Deans Reduce Penalty For Bandwidth Violations

The Cluster Deans and Dean of Students recently changed the bandwidth violation policy so that students will no longer receive an automatic disciplinary response for exceeding bandwidth limit. The bandwidth policy was created to regulate student Internet usage. It limited students to 1 GB per week to discourage excessive downloading and media streaming. Now, if a student goes over the bandwidth limit, the school will suspend their Internet service for a week. If the limit is exceeded a second time, the resulting Internet suspension will last for two weeks. On the third occurrence of the violation, the student will lose Internet service for either the rest of the term, or, if less than 7 weeks remained, until the end of the following term. A hearing in front of the Disciplinary Committee could also be called on a third violation, depending on the Cluster Dean’s decision. The previous policy called for suspension of Internet and immediate disciplinary action.
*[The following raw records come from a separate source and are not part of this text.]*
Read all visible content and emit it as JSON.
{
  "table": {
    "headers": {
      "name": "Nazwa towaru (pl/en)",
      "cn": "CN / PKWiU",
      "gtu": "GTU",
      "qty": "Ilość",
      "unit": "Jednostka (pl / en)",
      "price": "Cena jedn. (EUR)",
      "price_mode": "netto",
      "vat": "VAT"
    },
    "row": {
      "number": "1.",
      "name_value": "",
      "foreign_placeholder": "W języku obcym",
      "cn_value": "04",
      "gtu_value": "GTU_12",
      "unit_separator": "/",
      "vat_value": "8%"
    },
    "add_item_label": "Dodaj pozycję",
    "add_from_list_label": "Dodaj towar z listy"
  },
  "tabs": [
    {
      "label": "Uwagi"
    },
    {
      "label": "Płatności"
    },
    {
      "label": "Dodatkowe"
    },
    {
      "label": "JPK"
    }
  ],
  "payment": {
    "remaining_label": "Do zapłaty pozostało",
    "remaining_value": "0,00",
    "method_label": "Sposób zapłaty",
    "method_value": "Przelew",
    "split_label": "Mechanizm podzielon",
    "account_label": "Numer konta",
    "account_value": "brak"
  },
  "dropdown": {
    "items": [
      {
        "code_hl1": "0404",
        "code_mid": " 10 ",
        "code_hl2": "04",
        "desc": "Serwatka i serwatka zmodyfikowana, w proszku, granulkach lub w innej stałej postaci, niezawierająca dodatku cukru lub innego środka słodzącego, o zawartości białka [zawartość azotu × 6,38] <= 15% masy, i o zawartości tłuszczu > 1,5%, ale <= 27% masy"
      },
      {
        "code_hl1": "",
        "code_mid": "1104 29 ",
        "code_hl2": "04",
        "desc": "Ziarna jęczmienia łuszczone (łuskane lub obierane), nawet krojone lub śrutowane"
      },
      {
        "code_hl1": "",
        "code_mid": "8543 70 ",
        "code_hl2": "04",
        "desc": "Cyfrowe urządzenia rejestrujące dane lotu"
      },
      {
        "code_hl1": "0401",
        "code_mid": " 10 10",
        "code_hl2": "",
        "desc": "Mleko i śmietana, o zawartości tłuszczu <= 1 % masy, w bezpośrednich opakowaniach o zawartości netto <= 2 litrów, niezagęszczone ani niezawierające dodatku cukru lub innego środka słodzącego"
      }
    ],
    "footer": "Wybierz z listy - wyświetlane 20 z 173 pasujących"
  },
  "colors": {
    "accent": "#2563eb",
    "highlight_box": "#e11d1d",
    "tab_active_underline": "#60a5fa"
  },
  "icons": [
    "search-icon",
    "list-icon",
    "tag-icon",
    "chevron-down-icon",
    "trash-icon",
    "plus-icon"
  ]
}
The first violation used to be met with a Dean’s Reprimand, the second occurrence with a Censure, and the third occurrence with a second Censure. This previous policy came under debate last year as the Cluster Deans looked for a better way to respond to the misuse of Internet. Marlys Edwards, Dean of Students and Residential Life, said, “It became difficult to see disciplinary actions pile up on a student’s record just because of bandwidth violations.” However, a bandwidth violation involving pornography or copyright issues is a more serious violation and the student will be called in front of a disciplinary committee. The average student’s bandwidth per week is approximately 300 to 400 MB, and the median student’s bandwidth per week is between 200 and 300 MB. Use within the school network, such as Language Learning Center videos, does not count toward a student’s quota. As there are 1024MB per GB, Valerie Roman, Director of Technology, said, “1 GB of usage still appears to be a good sign of overuse.” “Things like e-mail, instant messaging, surfing the web for research, etc. are not heavy bandwidth hogs,” said Ms. Roman. “Sites such as YouTube, Google Video, and iTunes are generally what we see used by those who go over the bandwidth.” Nicholas Barnfield ’09 exceeded bandwidth limit four times last year. The fourth violation occurred two weeks into spring term; as a result, he has no Internet access until winter term this year. Occasionally, classes require students to do something that may exceed bandwidth, such as downloading a video. Ms. Roman said that such a situation can easily be handled by simply “telling their house counselor or cluster dean ahead of time, so that there are no surprises if they show up on the over 1 GB bandwidth list.” The original policy to limit bandwidth was created after a letter was sent to the PA community in May 2003. The letter reminded faculty, staff, and students of the federal law against downloading music or video files from the Internet without permission from the copyright holder. While PA does not monitor computer activity, if notified by an outside agency of a copyright violation, the Academy is obligated to take some kind of action. The bandwidth limit was also created to maintain optimum accessibility speed on to the Internet. Ms. Roman said, “Prior to the policy, there were numerous times when the network was so slow for the faculty and students trying to do their work at night on the internet, because of a few who used a large amount of bandwidth for downloading materials, most of them illegal, and other personal entertainment reasons.” Even though PA is no longer disciplining students for going over the bandwidth limit, the Cluster Deans hope that loss of Internet is enough to caution students.